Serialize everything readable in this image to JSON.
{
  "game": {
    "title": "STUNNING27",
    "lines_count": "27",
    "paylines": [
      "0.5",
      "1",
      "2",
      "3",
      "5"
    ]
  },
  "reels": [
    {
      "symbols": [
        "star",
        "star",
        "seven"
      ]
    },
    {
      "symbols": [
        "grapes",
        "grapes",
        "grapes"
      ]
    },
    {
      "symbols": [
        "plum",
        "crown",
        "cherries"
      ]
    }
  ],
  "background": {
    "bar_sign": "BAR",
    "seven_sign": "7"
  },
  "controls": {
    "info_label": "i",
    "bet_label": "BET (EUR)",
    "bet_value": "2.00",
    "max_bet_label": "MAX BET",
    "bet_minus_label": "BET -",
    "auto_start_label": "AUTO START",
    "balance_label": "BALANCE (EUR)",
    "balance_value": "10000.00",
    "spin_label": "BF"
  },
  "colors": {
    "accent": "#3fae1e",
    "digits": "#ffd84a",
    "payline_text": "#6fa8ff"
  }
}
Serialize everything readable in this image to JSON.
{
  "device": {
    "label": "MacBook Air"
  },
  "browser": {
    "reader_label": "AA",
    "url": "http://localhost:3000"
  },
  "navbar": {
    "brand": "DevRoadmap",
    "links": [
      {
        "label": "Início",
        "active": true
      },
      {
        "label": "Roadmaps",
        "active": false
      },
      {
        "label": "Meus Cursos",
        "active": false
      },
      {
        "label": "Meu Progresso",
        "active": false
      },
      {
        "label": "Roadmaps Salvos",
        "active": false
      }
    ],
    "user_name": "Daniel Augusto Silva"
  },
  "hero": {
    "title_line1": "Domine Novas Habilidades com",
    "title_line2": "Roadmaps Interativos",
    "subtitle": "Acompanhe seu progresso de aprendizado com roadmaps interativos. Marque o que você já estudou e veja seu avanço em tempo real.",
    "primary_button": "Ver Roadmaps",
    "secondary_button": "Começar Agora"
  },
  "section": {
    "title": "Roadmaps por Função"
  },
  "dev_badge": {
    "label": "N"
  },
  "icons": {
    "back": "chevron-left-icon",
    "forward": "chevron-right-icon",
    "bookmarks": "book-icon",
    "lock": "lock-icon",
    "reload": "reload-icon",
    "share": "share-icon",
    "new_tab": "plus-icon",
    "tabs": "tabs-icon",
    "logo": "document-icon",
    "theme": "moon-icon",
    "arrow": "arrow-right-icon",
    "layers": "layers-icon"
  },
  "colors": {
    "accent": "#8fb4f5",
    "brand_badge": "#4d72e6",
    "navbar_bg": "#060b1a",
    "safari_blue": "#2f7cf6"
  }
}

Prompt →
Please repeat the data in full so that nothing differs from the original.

Response to this task →
Serialize everything readable in this image to JSON.
{
  "game": {
    "title": "STUNNING27",
    "lines_count": "27",
    "paylines": [
      "0.5",
      "1",
      "2",
      "3",
      "5"
    ]
  },
  "reels": [
    {
      "symbols": [
        "star",
        "star",
        "seven"
      ]
    },
    {
      "symbols": [
        "grapes",
        "grapes",
        "grapes"
      ]
    },
    {
      "symbols": [
        "plum",
        "crown",
        "cherries"
      ]
    }
  ],
  "background": {
    "bar_sign": "BAR",
    "seven_sign": "7"
  },
  "controls": {
    "info_label": "i",
    "bet_label": "BET (EUR)",
    "bet_value": "2.00",
    "max_bet_label": "MAX BET",
    "bet_minus_label": "BET -",
    "auto_start_label": "AUTO START",
    "balance_label": "BALANCE (EUR)",
    "balance_value": "10000.00",
    "spin_label": "BF"
  },
  "colors": {
    "accent": "#3fae1e",
    "digits": "#ffd84a",
    "payline_text": "#6fa8ff"
  }
}
Serialize everything readable in this image to JSON.
{
  "device": {
    "label": "MacBook Air"
  },
  "browser": {
    "reader_label": "AA",
    "url": "http://localhost:3000"
  },
  "navbar": {
    "brand": "DevRoadmap",
    "links": [
      {
        "label": "Início",
        "active": true
      },
      {
        "label": "Roadmaps",
        "active": false
      },
      {
        "label": "Meus Cursos",
        "active": false
      },
      {
        "label": "Meu Progresso",
        "active": false
      },
      {
        "label": "Roadmaps Salvos",
        "active": false
      }
    ],
    "user_name": "Daniel Augusto Silva"
  },
  "hero": {
    "title_line1": "Domine Novas Habilidades com",
    "title_line2": "Roadmaps Interativos",
    "subtitle": "Acompanhe seu progresso de aprendizado com roadmaps interativos. Marque o que você já estudou e veja seu avanço em tempo real.",
    "primary_button": "Ver Roadmaps",
    "secondary_button": "Começar Agora"
  },
  "section": {
    "title": "Roadmaps por Função"
  },
  "dev_badge": {
    "label": "N"
  },
  "icons": {
    "back": "chevron-left-icon",
    "forward": "chevron-right-icon",
    "bookmarks": "book-icon",
    "lock": "lock-icon",
    "reload": "reload-icon",
    "share": "share-icon",
    "new_tab": "plus-icon",
    "tabs": "tabs-icon",
    "logo": "document-icon",
    "theme": "moon-icon",
    "arrow": "arrow-right-icon",
    "layers": "layers-icon"
  },
  "colors": {
    "accent": "#8fb4f5",
    "brand_badge": "#4d72e6",
    "navbar_bg": "#060b1a",
    "safari_blue": "#2f7cf6"
  }
}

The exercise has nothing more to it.